▸ **TRY IT**
Write out each record below exactly as it appears, with no pictures.

*** EXTRACTED RECORDS Section Begins ***

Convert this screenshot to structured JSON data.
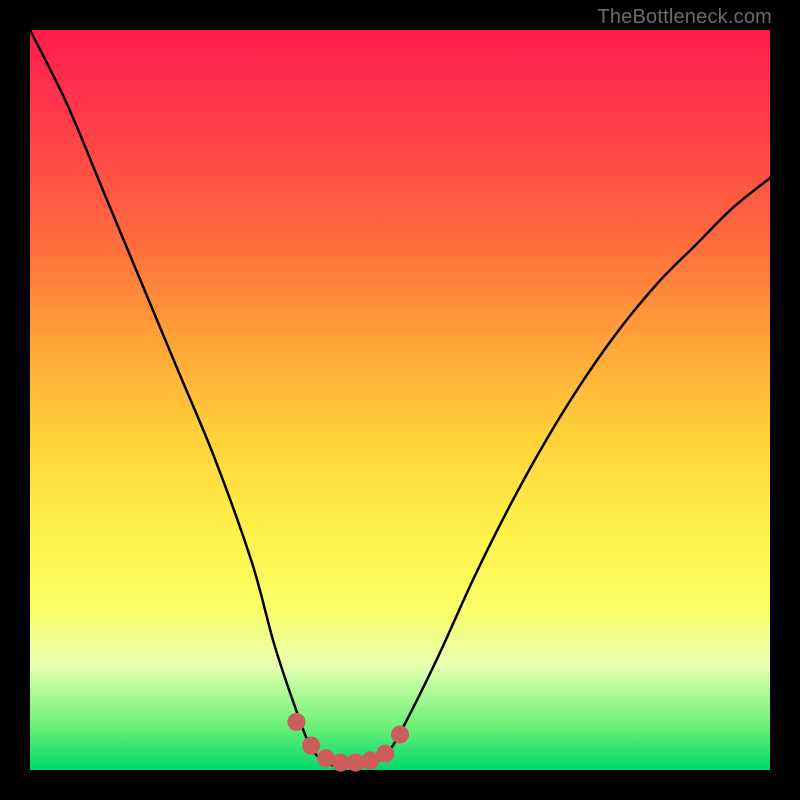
{
  "watermark": "TheBottleneck.com",
  "chart_data": {
    "type": "line",
    "title": "",
    "xlabel": "",
    "ylabel": "",
    "xlim": [
      0,
      100
    ],
    "ylim": [
      0,
      100
    ],
    "series": [
      {
        "name": "bottleneck-curve",
        "x": [
          0,
          5,
          10,
          15,
          20,
          25,
          30,
          33,
          36,
          38,
          40,
          42,
          44,
          46,
          48,
          50,
          55,
          60,
          65,
          70,
          75,
          80,
          85,
          90,
          95,
          100
        ],
        "values": [
          100,
          90,
          78,
          66,
          54,
          42,
          28,
          17,
          8,
          3,
          1,
          0.5,
          0.5,
          0.8,
          2,
          5,
          15,
          26,
          36,
          45,
          53,
          60,
          66,
          71,
          76,
          80
        ]
      },
      {
        "name": "bottom-dots",
        "x": [
          36,
          38,
          40,
          42,
          44,
          46,
          48,
          50
        ],
        "values": [
          6.5,
          3.3,
          1.6,
          1,
          1,
          1.3,
          2.2,
          4.8
        ]
      }
    ],
    "colors": {
      "curve": "#000000",
      "dots": "#cd5c5c"
    }
  }
}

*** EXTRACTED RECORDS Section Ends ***

▸ **FINISHED EXERCISE**
Convert this screenshot to structured JSON data.
{
  "watermark": "TheBottleneck.com",
  "chart_data": {
    "type": "line",
    "title": "",
    "xlabel": "",
    "ylabel": "",
    "xlim": [
      0,
      100
    ],
    "ylim": [
      0,
      100
    ],
    "series": [
      {
        "name": "bottleneck-curve",
        "x": [
          0,
          5,
          10,
          15,
          20,
          25,
          30,
          33,
          36,
          38,
          40,
          42,
          44,
          46,
          48,
          50,
          55,
          60,
          65,
          70,
          75,
          80,
          85,
          90,
          95,
          100
        ],
        "values": [
          100,
          90,
          78,
          66,
          54,
          42,
          28,
          17,
          8,
          3,
          1,
          0.5,
          0.5,
          0.8,
          2,
          5,
          15,
          26,
          36,
          45,
          53,
          60,
          66,
          71,
          76,
          80
        ]
      },
      {
        "name": "bottom-dots",
        "x": [
          36,
          38,
          40,
          42,
          44,
          46,
          48,
          50
        ],
        "values": [
          6.5,
          3.3,
          1.6,
          1,
          1,
          1.3,
          2.2,
          4.8
        ]
      }
    ],
    "colors": {
      "curve": "#000000",
      "dots": "#cd5c5c"
    }
  }
}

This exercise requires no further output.